Because you get to try beers that DON’T usually make it all the way to Virginia. I think the Brooklyn Brewery bar is not legally allowed to stay open all day, selling tons of beer and no food. So they don’t. Instead, they sell tons of cork tokens all day, which can then be TRADED for beer. See how that works? We traded our cork tokens for beers including the mysterious Blunderbuss Old Ale (dark and smoky, 8.2% ABV) and the delightful Savoir Faire (a taste of bananas, 8% ABV). The first giant room with the bar was PACKED with locals playing cards on the tables, so we stood around double-fisting plastic cups until we had spent all of our cork tokens. We also used this opportunity to purchase souvenirs like bottle openers, coasters, and beer to take home. I think Brooklyn Brewery was happy to have us that day.
Brittany and I took in our first Broadway show two years ago when we saw Rent. And since Brittany is STILL singing those songs on a daily basis, I was banking on this trip as my best chance to put some new songs into her head for once. We’d heard good things about Wicked from several sources, not the least of which our NYC-based friends Lois and Hadar, who have managed to see the show eight times so far. Eight times can’t be wrong, right?
Right! The show was an amazing spectacle. I can’t get over the production value of Broadway shows: from the talent level of the very last actor to the gigantic twisting, growling mechanical head of the Wizard of Oz to the monkeys who flew right over our heads. Where Rent was intimate and personal, Wicked is blow-your-mind theater magic. We loved both.
It wouldn’t be us if we didn’t attempt to spend every waking hour of our trip stuffing our faces! Greg took us and his brother on something of a “meats of the world” gastronomical excursion on Saturday. We shared a mountainous plate of corned beef and sauerkraut at the Carnegie deli for lunch, followed by an afternoon snack of German sausages at a Biergarten. Pork sausage, veal sausage, venison sausage…all with more sauerkraut, lots of beer, and even more groans from Brittany. During the meat and beer-filled hours we spent between both restaurants, I think she ordered a hot chocolate. Sorry Brittany!
All was not lost for her: we ate a fun brunch at the diner from Seinfeld! Well…sort of. See, it’s the diner that they used for the outside shot on Seinfeld, but walking inside is kind of a disappointment because it looks nothing like the show. No booth for Jerry and the gang and no cranky old cashier lady. Just a huge crowd of Columbia students, a harried waitstaff, and some Seinfeld magazine covers on the wall. Oh well.
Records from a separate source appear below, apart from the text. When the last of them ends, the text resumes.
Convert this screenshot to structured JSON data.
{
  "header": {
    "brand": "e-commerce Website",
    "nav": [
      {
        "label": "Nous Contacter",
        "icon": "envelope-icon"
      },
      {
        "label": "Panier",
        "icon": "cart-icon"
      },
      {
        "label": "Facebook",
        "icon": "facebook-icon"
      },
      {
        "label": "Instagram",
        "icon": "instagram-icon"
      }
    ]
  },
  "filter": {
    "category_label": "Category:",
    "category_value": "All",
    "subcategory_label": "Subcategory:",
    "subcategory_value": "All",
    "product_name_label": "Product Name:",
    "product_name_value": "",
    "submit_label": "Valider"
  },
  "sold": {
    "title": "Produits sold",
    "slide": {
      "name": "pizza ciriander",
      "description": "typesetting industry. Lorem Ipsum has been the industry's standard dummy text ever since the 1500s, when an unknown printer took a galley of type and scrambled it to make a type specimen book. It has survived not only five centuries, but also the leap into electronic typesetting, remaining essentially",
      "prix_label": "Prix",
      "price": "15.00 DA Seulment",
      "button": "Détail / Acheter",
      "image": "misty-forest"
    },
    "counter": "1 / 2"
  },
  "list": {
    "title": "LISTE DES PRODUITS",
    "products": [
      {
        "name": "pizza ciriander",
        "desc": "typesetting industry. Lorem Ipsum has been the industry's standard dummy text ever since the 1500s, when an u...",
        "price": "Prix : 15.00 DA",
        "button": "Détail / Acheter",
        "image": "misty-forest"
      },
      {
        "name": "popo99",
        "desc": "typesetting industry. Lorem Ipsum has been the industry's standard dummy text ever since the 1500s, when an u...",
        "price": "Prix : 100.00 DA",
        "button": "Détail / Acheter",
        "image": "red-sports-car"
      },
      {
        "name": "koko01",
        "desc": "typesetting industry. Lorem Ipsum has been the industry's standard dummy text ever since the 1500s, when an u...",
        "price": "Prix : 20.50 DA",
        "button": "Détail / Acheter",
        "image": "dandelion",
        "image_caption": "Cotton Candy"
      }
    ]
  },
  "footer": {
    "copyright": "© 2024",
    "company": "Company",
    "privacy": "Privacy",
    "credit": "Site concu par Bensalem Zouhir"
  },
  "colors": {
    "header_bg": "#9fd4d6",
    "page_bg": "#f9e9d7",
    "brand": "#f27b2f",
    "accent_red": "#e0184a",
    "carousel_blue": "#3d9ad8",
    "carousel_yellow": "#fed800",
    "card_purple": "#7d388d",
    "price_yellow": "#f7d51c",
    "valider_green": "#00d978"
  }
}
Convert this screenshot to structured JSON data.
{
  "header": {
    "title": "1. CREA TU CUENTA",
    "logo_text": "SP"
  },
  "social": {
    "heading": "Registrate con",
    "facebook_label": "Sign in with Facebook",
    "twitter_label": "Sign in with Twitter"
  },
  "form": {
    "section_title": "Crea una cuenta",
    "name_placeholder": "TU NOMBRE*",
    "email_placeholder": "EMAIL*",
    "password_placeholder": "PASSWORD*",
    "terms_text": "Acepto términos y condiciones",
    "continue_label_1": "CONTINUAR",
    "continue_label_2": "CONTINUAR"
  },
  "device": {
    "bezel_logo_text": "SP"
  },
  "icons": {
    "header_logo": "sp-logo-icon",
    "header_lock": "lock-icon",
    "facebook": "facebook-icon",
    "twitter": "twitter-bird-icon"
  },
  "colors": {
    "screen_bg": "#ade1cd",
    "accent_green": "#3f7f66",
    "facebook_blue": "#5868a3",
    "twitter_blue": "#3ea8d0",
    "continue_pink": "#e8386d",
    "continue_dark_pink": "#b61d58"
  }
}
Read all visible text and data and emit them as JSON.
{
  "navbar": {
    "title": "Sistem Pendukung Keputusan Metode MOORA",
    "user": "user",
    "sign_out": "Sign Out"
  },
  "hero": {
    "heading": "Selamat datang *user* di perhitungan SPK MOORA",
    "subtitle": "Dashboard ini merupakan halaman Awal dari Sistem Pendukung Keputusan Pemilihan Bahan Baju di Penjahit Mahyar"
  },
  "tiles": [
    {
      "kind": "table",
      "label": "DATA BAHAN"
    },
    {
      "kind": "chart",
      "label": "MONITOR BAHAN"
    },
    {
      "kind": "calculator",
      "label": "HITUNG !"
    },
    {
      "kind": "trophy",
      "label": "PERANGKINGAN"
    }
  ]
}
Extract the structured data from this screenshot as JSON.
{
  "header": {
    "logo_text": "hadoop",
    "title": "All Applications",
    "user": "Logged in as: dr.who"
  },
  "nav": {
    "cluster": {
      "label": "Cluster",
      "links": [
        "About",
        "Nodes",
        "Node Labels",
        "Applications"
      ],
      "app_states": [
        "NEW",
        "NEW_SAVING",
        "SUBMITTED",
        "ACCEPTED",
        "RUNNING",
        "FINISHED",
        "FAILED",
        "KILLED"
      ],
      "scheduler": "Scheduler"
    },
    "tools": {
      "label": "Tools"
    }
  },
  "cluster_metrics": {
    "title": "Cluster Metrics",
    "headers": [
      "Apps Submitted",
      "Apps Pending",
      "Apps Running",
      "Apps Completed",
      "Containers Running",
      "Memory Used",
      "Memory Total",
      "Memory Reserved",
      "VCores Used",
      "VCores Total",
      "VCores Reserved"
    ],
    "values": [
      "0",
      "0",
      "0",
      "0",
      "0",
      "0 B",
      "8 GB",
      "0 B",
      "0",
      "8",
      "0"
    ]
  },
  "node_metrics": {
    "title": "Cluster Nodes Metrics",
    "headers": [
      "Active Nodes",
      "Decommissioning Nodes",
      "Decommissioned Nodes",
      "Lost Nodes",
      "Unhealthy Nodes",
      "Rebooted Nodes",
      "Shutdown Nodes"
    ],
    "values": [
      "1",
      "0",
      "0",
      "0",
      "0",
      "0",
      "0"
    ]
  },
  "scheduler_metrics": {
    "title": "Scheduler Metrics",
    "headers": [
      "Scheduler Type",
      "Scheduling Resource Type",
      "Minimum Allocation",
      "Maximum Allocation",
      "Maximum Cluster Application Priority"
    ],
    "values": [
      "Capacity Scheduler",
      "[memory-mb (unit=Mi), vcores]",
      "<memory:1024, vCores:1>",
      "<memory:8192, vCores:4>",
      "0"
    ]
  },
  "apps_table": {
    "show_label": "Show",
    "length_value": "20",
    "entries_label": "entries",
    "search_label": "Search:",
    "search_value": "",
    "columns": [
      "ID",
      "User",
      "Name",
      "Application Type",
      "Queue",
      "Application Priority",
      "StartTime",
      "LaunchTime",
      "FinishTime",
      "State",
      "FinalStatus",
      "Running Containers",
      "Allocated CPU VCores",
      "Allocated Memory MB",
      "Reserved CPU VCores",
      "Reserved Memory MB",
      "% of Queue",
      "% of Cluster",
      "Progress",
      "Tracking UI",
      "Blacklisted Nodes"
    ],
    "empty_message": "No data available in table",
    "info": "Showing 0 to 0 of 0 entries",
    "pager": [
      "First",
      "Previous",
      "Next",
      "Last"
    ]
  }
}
Brittany says the shots from inside the diner were probably filmed on a “set,” but whatever that may mean, I don’t understand it and I won’t respond to it.
Until next time, New York! Which will probably be just about the moment I can’t take hearing Brittany sing the Wicked soundtrack one more time…